Records for the exercise:

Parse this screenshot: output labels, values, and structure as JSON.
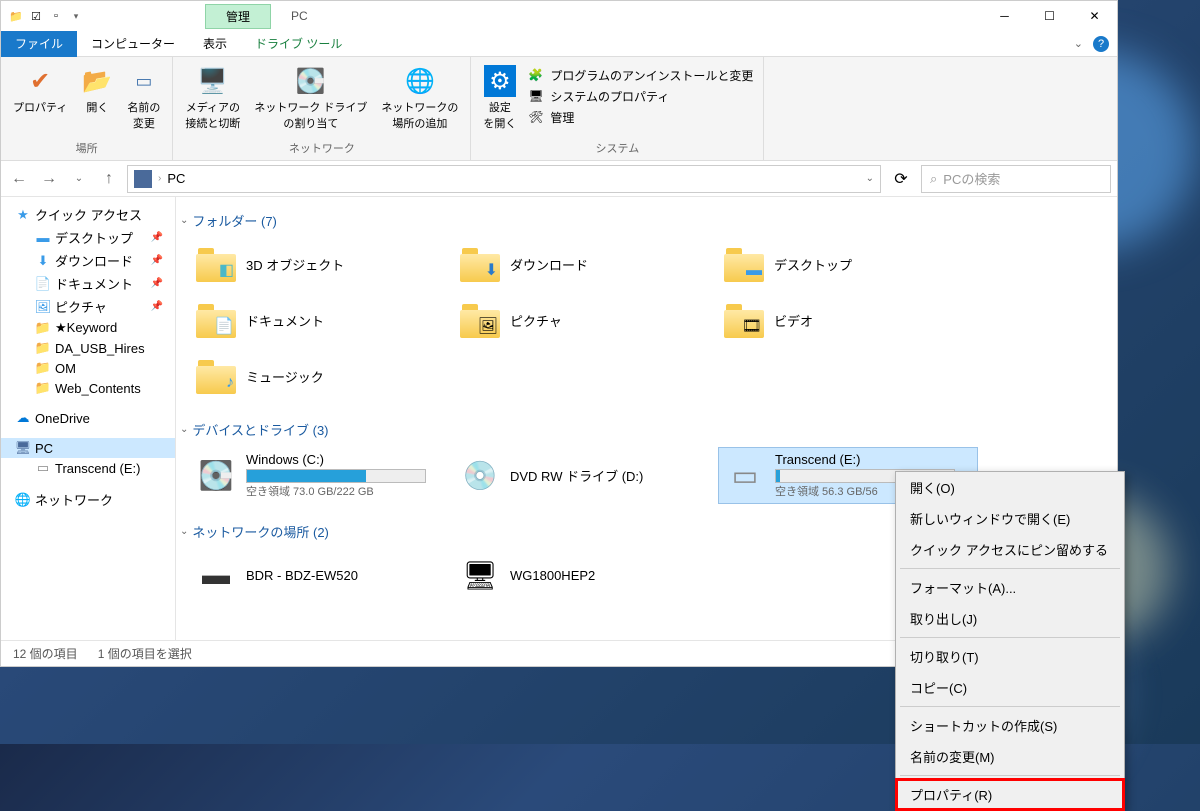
{
  "title_bar": {
    "manage_tab": "管理",
    "title": "PC"
  },
  "ribbon_tabs": {
    "file": "ファイル",
    "computer": "コンピューター",
    "view": "表示",
    "drive_tools": "ドライブ ツール"
  },
  "ribbon": {
    "location": {
      "properties": "プロパティ",
      "open": "開く",
      "rename": "名前の\n変更",
      "group_label": "場所"
    },
    "network": {
      "media": "メディアの\n接続と切断",
      "map_drive": "ネットワーク ドライブ\nの割り当て",
      "add_location": "ネットワークの\n場所の追加",
      "group_label": "ネットワーク"
    },
    "system": {
      "settings": "設定\nを開く",
      "uninstall": "プログラムのアンインストールと変更",
      "sys_props": "システムのプロパティ",
      "manage": "管理",
      "group_label": "システム"
    }
  },
  "address": {
    "location": "PC",
    "search_placeholder": "PCの検索"
  },
  "tree": {
    "quick_access": "クイック アクセス",
    "desktop": "デスクトップ",
    "downloads": "ダウンロード",
    "documents": "ドキュメント",
    "pictures": "ピクチャ",
    "keyword": "★Keyword",
    "da_usb": "DA_USB_Hires",
    "om": "OM",
    "web_contents": "Web_Contents",
    "onedrive": "OneDrive",
    "pc": "PC",
    "transcend": "Transcend (E:)",
    "network": "ネットワーク"
  },
  "groups": {
    "folders": {
      "label": "フォルダー (7)",
      "items": [
        {
          "name": "3D オブジェクト"
        },
        {
          "name": "ダウンロード"
        },
        {
          "name": "デスクトップ"
        },
        {
          "name": "ドキュメント"
        },
        {
          "name": "ピクチャ"
        },
        {
          "name": "ビデオ"
        },
        {
          "name": "ミュージック"
        }
      ]
    },
    "drives": {
      "label": "デバイスとドライブ (3)",
      "items": [
        {
          "name": "Windows (C:)",
          "sub": "空き領域 73.0 GB/222 GB",
          "fill": 67
        },
        {
          "name": "DVD RW ドライブ (D:)"
        },
        {
          "name": "Transcend (E:)",
          "sub": "空き領域 56.3 GB/56"
        }
      ]
    },
    "net_locations": {
      "label": "ネットワークの場所 (2)",
      "items": [
        {
          "name": "BDR - BDZ-EW520"
        },
        {
          "name": "WG1800HEP2"
        }
      ]
    }
  },
  "status": {
    "count": "12 個の項目",
    "selected": "1 個の項目を選択"
  },
  "context_menu": {
    "open": "開く(O)",
    "open_new": "新しいウィンドウで開く(E)",
    "pin_qa": "クイック アクセスにピン留めする",
    "format": "フォーマット(A)...",
    "eject": "取り出し(J)",
    "cut": "切り取り(T)",
    "copy": "コピー(C)",
    "shortcut": "ショートカットの作成(S)",
    "rename": "名前の変更(M)",
    "properties": "プロパティ(R)"
  }
}
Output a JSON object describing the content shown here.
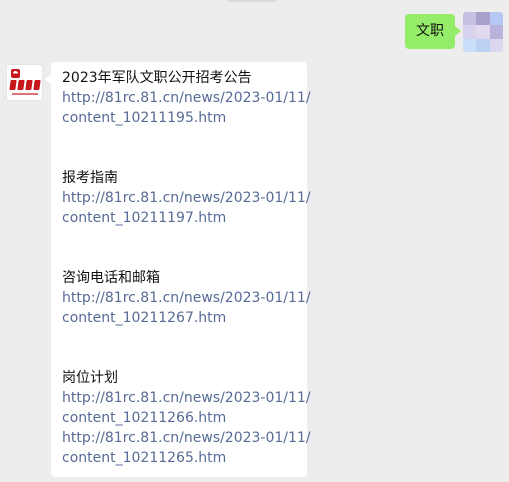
{
  "outgoing": {
    "text": "文职",
    "bubble_color": "#95ec69",
    "avatar_mosaic_colors": [
      "#c7c0e3",
      "#a9a1cc",
      "#b7c7f3",
      "#d8d3ec",
      "#e2d9ee",
      "#b9b2dc",
      "#c9def8",
      "#bcd2f2",
      "#dcd6ee"
    ]
  },
  "incoming": {
    "avatar_label": "account-logo",
    "brand_color": "#c8161d",
    "link_color": "#576b95",
    "sections": [
      {
        "title": "2023年军队文职公开招考公告",
        "links": [
          {
            "line1": "http://81rc.81.cn/news/2023-01/11/",
            "line2": "content_10211195.htm"
          }
        ]
      },
      {
        "title": "报考指南",
        "links": [
          {
            "line1": "http://81rc.81.cn/news/2023-01/11/",
            "line2": "content_10211197.htm"
          }
        ]
      },
      {
        "title": "咨询电话和邮箱",
        "links": [
          {
            "line1": "http://81rc.81.cn/news/2023-01/11/",
            "line2": "content_10211267.htm"
          }
        ]
      },
      {
        "title": "岗位计划",
        "links": [
          {
            "line1": "http://81rc.81.cn/news/2023-01/11/",
            "line2": "content_10211266.htm"
          },
          {
            "line1": "http://81rc.81.cn/news/2023-01/11/",
            "line2": "content_10211265.htm"
          }
        ]
      }
    ]
  }
}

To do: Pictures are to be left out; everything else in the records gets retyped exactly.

Exercise result:
Parse this screenshot: output labels, values, and structure as JSON.
{
  "title_bar": {
    "manage_tab": "管理",
    "title": "PC"
  },
  "ribbon_tabs": {
    "file": "ファイル",
    "computer": "コンピューター",
    "view": "表示",
    "drive_tools": "ドライブ ツール"
  },
  "ribbon": {
    "location": {
      "properties": "プロパティ",
      "open": "開く",
      "rename": "名前の\n変更",
      "group_label": "場所"
    },
    "network": {
      "media": "メディアの\n接続と切断",
      "map_drive": "ネットワーク ドライブ\nの割り当て",
      "add_location": "ネットワークの\n場所の追加",
      "group_label": "ネットワーク"
    },
    "system": {
      "settings": "設定\nを開く",
      "uninstall": "プログラムのアンインストールと変更",
      "sys_props": "システムのプロパティ",
      "manage": "管理",
      "group_label": "システム"
    }
  },
  "address": {
    "location": "PC",
    "search_placeholder": "PCの検索"
  },
  "tree": {
    "quick_access": "クイック アクセス",
    "desktop": "デスクトップ",
    "downloads": "ダウンロード",
    "documents": "ドキュメント",
    "pictures": "ピクチャ",
    "keyword": "★Keyword",
    "da_usb": "DA_USB_Hires",
    "om": "OM",
    "web_contents": "Web_Contents",
    "onedrive": "OneDrive",
    "pc": "PC",
    "transcend": "Transcend (E:)",
    "network": "ネットワーク"
  },
  "groups": {
    "folders": {
      "label": "フォルダー (7)",
      "items": [
        {
          "name": "3D オブジェクト"
        },
        {
          "name": "ダウンロード"
        },
        {
          "name": "デスクトップ"
        },
        {
          "name": "ドキュメント"
        },
        {
          "name": "ピクチャ"
        },
        {
          "name": "ビデオ"
        },
        {
          "name": "ミュージック"
        }
      ]
    },
    "drives": {
      "label": "デバイスとドライブ (3)",
      "items": [
        {
          "name": "Windows (C:)",
          "sub": "空き領域 73.0 GB/222 GB",
          "fill": 67
        },
        {
          "name": "DVD RW ドライブ (D:)"
        },
        {
          "name": "Transcend (E:)",
          "sub": "空き領域 56.3 GB/56"
        }
      ]
    },
    "net_locations": {
      "label": "ネットワークの場所 (2)",
      "items": [
        {
          "name": "BDR - BDZ-EW520"
        },
        {
          "name": "WG1800HEP2"
        }
      ]
    }
  },
  "status": {
    "count": "12 個の項目",
    "selected": "1 個の項目を選択"
  },
  "context_menu": {
    "open": "開く(O)",
    "open_new": "新しいウィンドウで開く(E)",
    "pin_qa": "クイック アクセスにピン留めする",
    "format": "フォーマット(A)...",
    "eject": "取り出し(J)",
    "cut": "切り取り(T)",
    "copy": "コピー(C)",
    "shortcut": "ショートカットの作成(S)",
    "rename": "名前の変更(M)",
    "properties": "プロパティ(R)"
  }
}
Output a JSON object describing the content shown here.
{
  "outgoing": {
    "text": "文职",
    "bubble_color": "#95ec69",
    "avatar_mosaic_colors": [
      "#c7c0e3",
      "#a9a1cc",
      "#b7c7f3",
      "#d8d3ec",
      "#e2d9ee",
      "#b9b2dc",
      "#c9def8",
      "#bcd2f2",
      "#dcd6ee"
    ]
  },
  "incoming": {
    "avatar_label": "account-logo",
    "brand_color": "#c8161d",
    "link_color": "#576b95",
    "sections": [
      {
        "title": "2023年军队文职公开招考公告",
        "links": [
          {
            "line1": "http://81rc.81.cn/news/2023-01/11/",
            "line2": "content_10211195.htm"
          }
        ]
      },
      {
        "title": "报考指南",
        "links": [
          {
            "line1": "http://81rc.81.cn/news/2023-01/11/",
            "line2": "content_10211197.htm"
          }
        ]
      },
      {
        "title": "咨询电话和邮箱",
        "links": [
          {
            "line1": "http://81rc.81.cn/news/2023-01/11/",
            "line2": "content_10211267.htm"
          }
        ]
      },
      {
        "title": "岗位计划",
        "links": [
          {
            "line1": "http://81rc.81.cn/news/2023-01/11/",
            "line2": "content_10211266.htm"
          },
          {
            "line1": "http://81rc.81.cn/news/2023-01/11/",
            "line2": "content_10211265.htm"
          }
        ]
      }
    ]
  }
}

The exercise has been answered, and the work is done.